Your task »
Could you please reproduce all the records below exactly, leaving out the images?

Data listing »
<<<<

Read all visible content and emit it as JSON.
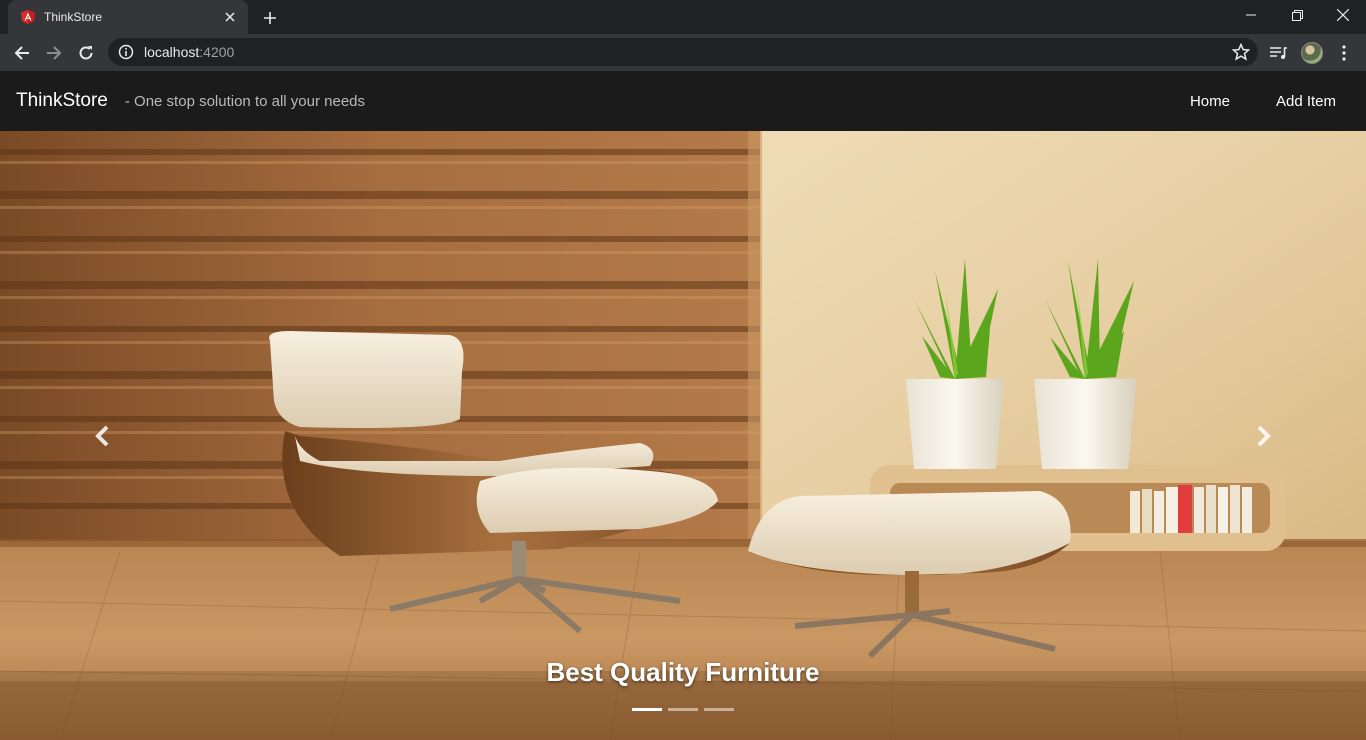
{
  "browser": {
    "tab_title": "ThinkStore",
    "url_host": "localhost",
    "url_port": ":4200",
    "icons": [
      "angular-favicon",
      "close-icon",
      "plus-icon",
      "minimize-icon",
      "restore-icon",
      "window-close-icon",
      "back-arrow-icon",
      "forward-arrow-icon",
      "reload-icon",
      "info-icon",
      "star-icon",
      "media-playlist-icon",
      "profile-avatar",
      "more-vert-icon"
    ]
  },
  "navbar": {
    "brand": "ThinkStore",
    "tagline": "- One stop solution to all your needs",
    "links": [
      {
        "label": "Home"
      },
      {
        "label": "Add Item"
      }
    ]
  },
  "carousel": {
    "caption": "Best Quality Furniture",
    "slide_count": 3,
    "active_index": 0,
    "prev_icon": "chevron-left-icon",
    "next_icon": "chevron-right-icon"
  },
  "colors": {
    "chrome_dark": "#202124",
    "chrome_toolbar": "#35363a",
    "navbar_bg": "#1b1b1c",
    "wood": "#a4683a",
    "wall": "#e9d4ac"
  }
}
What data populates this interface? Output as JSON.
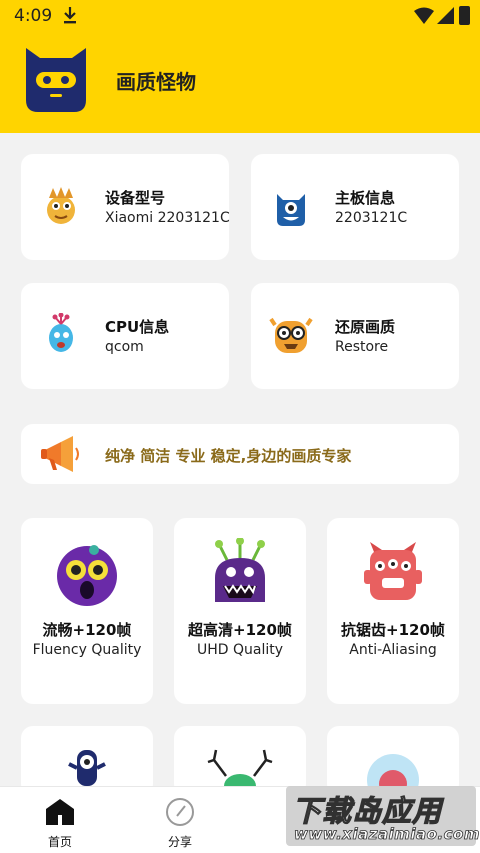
{
  "status_bar": {
    "time": "4:09"
  },
  "header": {
    "title": "画质怪物"
  },
  "info_cards": [
    {
      "label": "设备型号",
      "value": "Xiaomi 2203121C",
      "icon": "yellow-chick-monster-icon"
    },
    {
      "label": "主板信息",
      "value": "2203121C",
      "icon": "blue-monster-icon"
    },
    {
      "label": "CPU信息",
      "value": "qcom",
      "icon": "balloon-monster-icon"
    },
    {
      "label": "还原画质",
      "value": "Restore",
      "icon": "glasses-monster-icon"
    }
  ],
  "banner": {
    "text": "纯净 简洁 专业 稳定,身边的画质专家",
    "icon": "megaphone-icon"
  },
  "mode_cards": [
    {
      "title": "流畅+120帧",
      "subtitle": "Fluency Quality",
      "icon": "purple-eye-monster-icon"
    },
    {
      "title": "超高清+120帧",
      "subtitle": "UHD Quality",
      "icon": "antenna-monster-icon"
    },
    {
      "title": "抗锯齿+120帧",
      "subtitle": "Anti-Aliasing",
      "icon": "red-three-eye-monster-icon"
    }
  ],
  "tabs": [
    {
      "label": "首页",
      "icon": "home-icon",
      "active": true
    },
    {
      "label": "分享",
      "icon": "share-compass-icon",
      "active": false
    }
  ],
  "watermark": {
    "line1": "下载岛应用",
    "line2": "www.xiazaimiao.com"
  },
  "colors": {
    "accent": "#ffd400",
    "background": "#f2f2f2",
    "banner_text": "#8a6a1a"
  }
}
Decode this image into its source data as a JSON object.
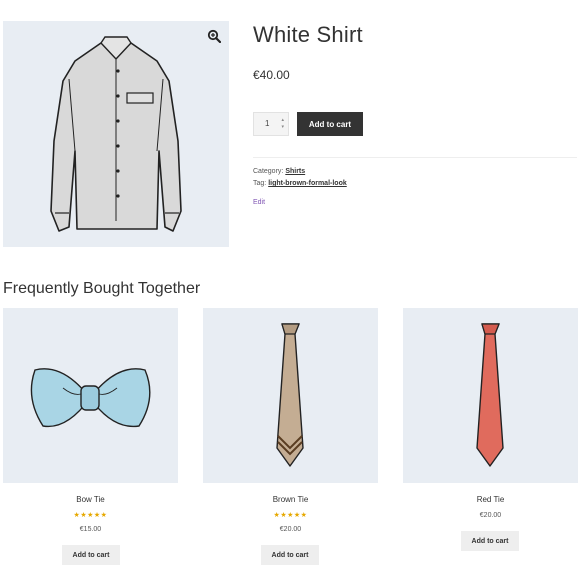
{
  "product": {
    "title": "White Shirt",
    "price": "€40.00",
    "quantity": "1",
    "add_to_cart": "Add to cart",
    "category_label": "Category:",
    "category": "Shirts",
    "tag_label": "Tag:",
    "tag": "light-brown-formal-look",
    "edit": "Edit"
  },
  "related": {
    "title": "Frequently Bought Together",
    "items": [
      {
        "name": "Bow Tie",
        "rating": "★★★★★",
        "price": "€15.00",
        "button": "Add to cart"
      },
      {
        "name": "Brown Tie",
        "rating": "★★★★★",
        "price": "€20.00",
        "button": "Add to cart"
      },
      {
        "name": "Red Tie",
        "price": "€20.00",
        "button": "Add to cart"
      }
    ]
  },
  "colors": {
    "accent": "#333333",
    "stars": "#e6a800",
    "edit_link": "#7f54b3",
    "image_bg": "#e8edf3"
  }
}
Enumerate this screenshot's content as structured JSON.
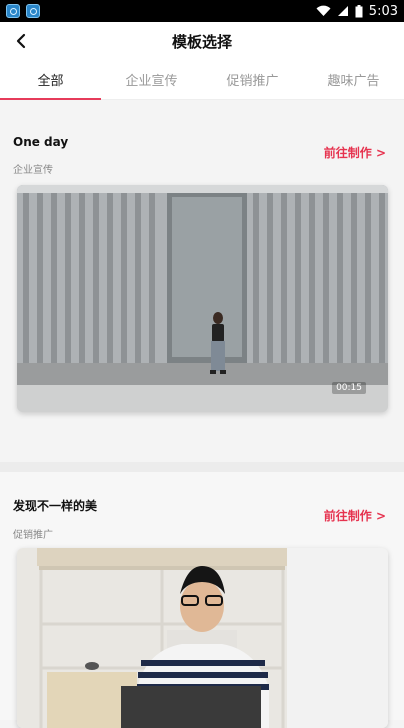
{
  "status": {
    "time": "5:03"
  },
  "header": {
    "title": "模板选择"
  },
  "tabs": [
    {
      "label": "全部",
      "active": true
    },
    {
      "label": "企业宣传",
      "active": false
    },
    {
      "label": "促销推广",
      "active": false
    },
    {
      "label": "趣味广告",
      "active": false
    }
  ],
  "templates": [
    {
      "title": "One day",
      "category": "企业宣传",
      "action": "前往制作 >",
      "duration": "00:15"
    },
    {
      "title": "发现不一样的美",
      "category": "促销推广",
      "action": "前往制作 >"
    }
  ],
  "colors": {
    "accent": "#e6334f",
    "tab_indicator": "#e63b5a"
  }
}
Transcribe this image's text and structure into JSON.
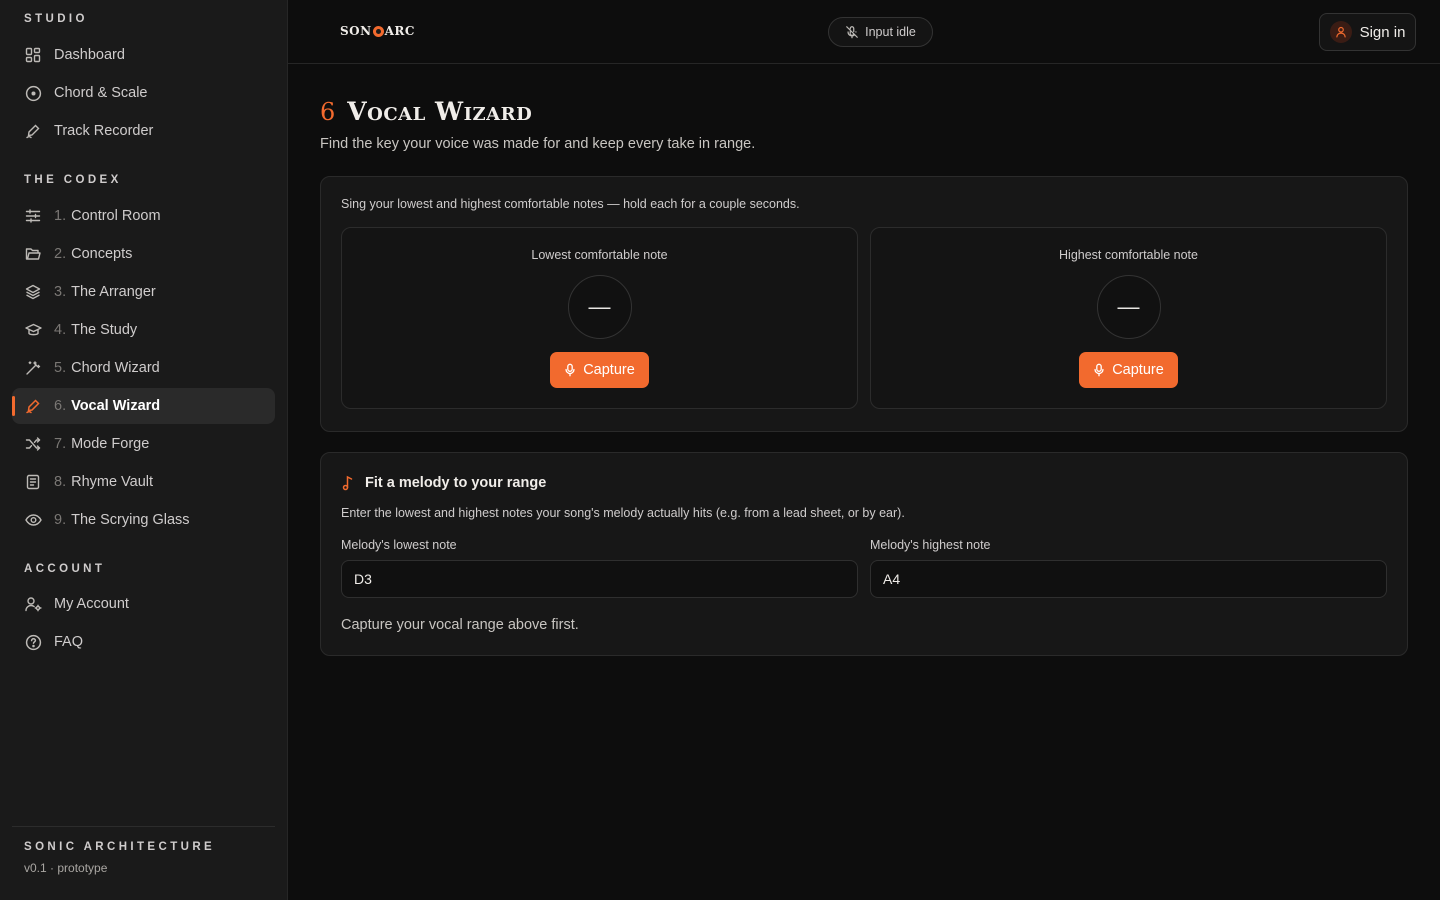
{
  "sidebar": {
    "sections": {
      "studio": "STUDIO",
      "codex": "THE CODEX",
      "account": "ACCOUNT"
    },
    "studio_items": [
      {
        "label": "Dashboard",
        "icon": "grid-icon"
      },
      {
        "label": "Chord & Scale",
        "icon": "target-icon"
      },
      {
        "label": "Track Recorder",
        "icon": "pen-icon"
      }
    ],
    "codex_items": [
      {
        "num": "1.",
        "label": "Control Room",
        "icon": "sliders-icon"
      },
      {
        "num": "2.",
        "label": "Concepts",
        "icon": "folder-icon"
      },
      {
        "num": "3.",
        "label": "The Arranger",
        "icon": "layers-icon"
      },
      {
        "num": "4.",
        "label": "The Study",
        "icon": "graduation-cap-icon"
      },
      {
        "num": "5.",
        "label": "Chord Wizard",
        "icon": "magic-wand-icon"
      },
      {
        "num": "6.",
        "label": "Vocal Wizard",
        "icon": "pen-icon",
        "active": true
      },
      {
        "num": "7.",
        "label": "Mode Forge",
        "icon": "shuffle-icon"
      },
      {
        "num": "8.",
        "label": "Rhyme Vault",
        "icon": "notebook-icon"
      },
      {
        "num": "9.",
        "label": "The Scrying Glass",
        "icon": "eye-icon"
      }
    ],
    "account_items": [
      {
        "label": "My Account",
        "icon": "user-gear-icon"
      },
      {
        "label": "FAQ",
        "icon": "help-circle-icon"
      }
    ],
    "footer": {
      "brand": "SONIC ARCHITECTURE",
      "version": "v0.1 · prototype"
    }
  },
  "topbar": {
    "logo_left": "SON",
    "logo_right": "ARC",
    "status": "Input idle",
    "signin": "Sign in"
  },
  "page": {
    "number": "6",
    "title": "Vocal Wizard",
    "subtitle": "Find the key your voice was made for and keep every take in range."
  },
  "range_card": {
    "intro": "Sing your lowest and highest comfortable notes — hold each for a couple seconds.",
    "low": {
      "label": "Lowest comfortable note",
      "value": "—",
      "button": "Capture"
    },
    "high": {
      "label": "Highest comfortable note",
      "value": "—",
      "button": "Capture"
    }
  },
  "fit_card": {
    "title": "Fit a melody to your range",
    "description": "Enter the lowest and highest notes your song's melody actually hits (e.g. from a lead sheet, or by ear).",
    "low_label": "Melody's lowest note",
    "low_value": "D3",
    "high_label": "Melody's highest note",
    "high_value": "A4",
    "message": "Capture your vocal range above first."
  },
  "colors": {
    "accent": "#f26a2e",
    "background": "#0d0d0d",
    "sidebar": "#1a1a1a"
  }
}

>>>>

Result »
Read all visible content and emit it as JSON.
{
  "browser": {
    "tab_title": "ThinkStore",
    "url_host": "localhost",
    "url_port": ":4200",
    "icons": [
      "angular-favicon",
      "close-icon",
      "plus-icon",
      "minimize-icon",
      "restore-icon",
      "window-close-icon",
      "back-arrow-icon",
      "forward-arrow-icon",
      "reload-icon",
      "info-icon",
      "star-icon",
      "media-playlist-icon",
      "profile-avatar",
      "more-vert-icon"
    ]
  },
  "navbar": {
    "brand": "ThinkStore",
    "tagline": "- One stop solution to all your needs",
    "links": [
      {
        "label": "Home"
      },
      {
        "label": "Add Item"
      }
    ]
  },
  "carousel": {
    "caption": "Best Quality Furniture",
    "slide_count": 3,
    "active_index": 0,
    "prev_icon": "chevron-left-icon",
    "next_icon": "chevron-right-icon"
  },
  "colors": {
    "chrome_dark": "#202124",
    "chrome_toolbar": "#35363a",
    "navbar_bg": "#1b1b1c",
    "wood": "#a4683a",
    "wall": "#e9d4ac"
  }
}
What data populates this interface? Output as JSON.
{
  "status_bar": {
    "time": "4:09"
  },
  "header": {
    "title": "画质怪物"
  },
  "info_cards": [
    {
      "label": "设备型号",
      "value": "Xiaomi 2203121C",
      "icon": "yellow-chick-monster-icon"
    },
    {
      "label": "主板信息",
      "value": "2203121C",
      "icon": "blue-monster-icon"
    },
    {
      "label": "CPU信息",
      "value": "qcom",
      "icon": "balloon-monster-icon"
    },
    {
      "label": "还原画质",
      "value": "Restore",
      "icon": "glasses-monster-icon"
    }
  ],
  "banner": {
    "text": "纯净 简洁 专业 稳定,身边的画质专家",
    "icon": "megaphone-icon"
  },
  "mode_cards": [
    {
      "title": "流畅+120帧",
      "subtitle": "Fluency Quality",
      "icon": "purple-eye-monster-icon"
    },
    {
      "title": "超高清+120帧",
      "subtitle": "UHD Quality",
      "icon": "antenna-monster-icon"
    },
    {
      "title": "抗锯齿+120帧",
      "subtitle": "Anti-Aliasing",
      "icon": "red-three-eye-monster-icon"
    }
  ],
  "tabs": [
    {
      "label": "首页",
      "icon": "home-icon",
      "active": true
    },
    {
      "label": "分享",
      "icon": "share-compass-icon",
      "active": false
    }
  ],
  "watermark": {
    "line1": "下载岛应用",
    "line2": "www.xiazaimiao.com"
  },
  "colors": {
    "accent": "#ffd400",
    "background": "#f2f2f2",
    "banner_text": "#8a6a1a"
  }
}
Decode this image into its source data as a JSON object.
{
  "product": {
    "title": "White Shirt",
    "price": "€40.00",
    "quantity": "1",
    "add_to_cart": "Add to cart",
    "category_label": "Category:",
    "category": "Shirts",
    "tag_label": "Tag:",
    "tag": "light-brown-formal-look",
    "edit": "Edit"
  },
  "related": {
    "title": "Frequently Bought Together",
    "items": [
      {
        "name": "Bow Tie",
        "rating": "★★★★★",
        "price": "€15.00",
        "button": "Add to cart"
      },
      {
        "name": "Brown Tie",
        "rating": "★★★★★",
        "price": "€20.00",
        "button": "Add to cart"
      },
      {
        "name": "Red Tie",
        "price": "€20.00",
        "button": "Add to cart"
      }
    ]
  },
  "colors": {
    "accent": "#333333",
    "stars": "#e6a800",
    "edit_link": "#7f54b3",
    "image_bg": "#e8edf3"
  }
}
Enumerate this screenshot's content as structured JSON.
{
  "status": {
    "time": "5:03"
  },
  "header": {
    "title": "模板选择"
  },
  "tabs": [
    {
      "label": "全部",
      "active": true
    },
    {
      "label": "企业宣传",
      "active": false
    },
    {
      "label": "促销推广",
      "active": false
    },
    {
      "label": "趣味广告",
      "active": false
    }
  ],
  "templates": [
    {
      "title": "One day",
      "category": "企业宣传",
      "action": "前往制作 >",
      "duration": "00:15"
    },
    {
      "title": "发现不一样的美",
      "category": "促销推广",
      "action": "前往制作 >"
    }
  ],
  "colors": {
    "accent": "#e6334f",
    "tab_indicator": "#e63b5a"
  }
}
Transcribe this image's text and structure into JSON.
{
  "sidebar": {
    "sections": {
      "studio": "STUDIO",
      "codex": "THE CODEX",
      "account": "ACCOUNT"
    },
    "studio_items": [
      {
        "label": "Dashboard",
        "icon": "grid-icon"
      },
      {
        "label": "Chord & Scale",
        "icon": "target-icon"
      },
      {
        "label": "Track Recorder",
        "icon": "pen-icon"
      }
    ],
    "codex_items": [
      {
        "num": "1.",
        "label": "Control Room",
        "icon": "sliders-icon"
      },
      {
        "num": "2.",
        "label": "Concepts",
        "icon": "folder-icon"
      },
      {
        "num": "3.",
        "label": "The Arranger",
        "icon": "layers-icon"
      },
      {
        "num": "4.",
        "label": "The Study",
        "icon": "graduation-cap-icon"
      },
      {
        "num": "5.",
        "label": "Chord Wizard",
        "icon": "magic-wand-icon"
      },
      {
        "num": "6.",
        "label": "Vocal Wizard",
        "icon": "pen-icon",
        "active": true
      },
      {
        "num": "7.",
        "label": "Mode Forge",
        "icon": "shuffle-icon"
      },
      {
        "num": "8.",
        "label": "Rhyme Vault",
        "icon": "notebook-icon"
      },
      {
        "num": "9.",
        "label": "The Scrying Glass",
        "icon": "eye-icon"
      }
    ],
    "account_items": [
      {
        "label": "My Account",
        "icon": "user-gear-icon"
      },
      {
        "label": "FAQ",
        "icon": "help-circle-icon"
      }
    ],
    "footer": {
      "brand": "SONIC ARCHITECTURE",
      "version": "v0.1 · prototype"
    }
  },
  "topbar": {
    "logo_left": "SON",
    "logo_right": "ARC",
    "status": "Input idle",
    "signin": "Sign in"
  },
  "page": {
    "number": "6",
    "title": "Vocal Wizard",
    "subtitle": "Find the key your voice was made for and keep every take in range."
  },
  "range_card": {
    "intro": "Sing your lowest and highest comfortable notes — hold each for a couple seconds.",
    "low": {
      "label": "Lowest comfortable note",
      "value": "—",
      "button": "Capture"
    },
    "high": {
      "label": "Highest comfortable note",
      "value": "—",
      "button": "Capture"
    }
  },
  "fit_card": {
    "title": "Fit a melody to your range",
    "description": "Enter the lowest and highest notes your song's melody actually hits (e.g. from a lead sheet, or by ear).",
    "low_label": "Melody's lowest note",
    "low_value": "D3",
    "high_label": "Melody's highest note",
    "high_value": "A4",
    "message": "Capture your vocal range above first."
  },
  "colors": {
    "accent": "#f26a2e",
    "background": "#0d0d0d",
    "sidebar": "#1a1a1a"
  }
}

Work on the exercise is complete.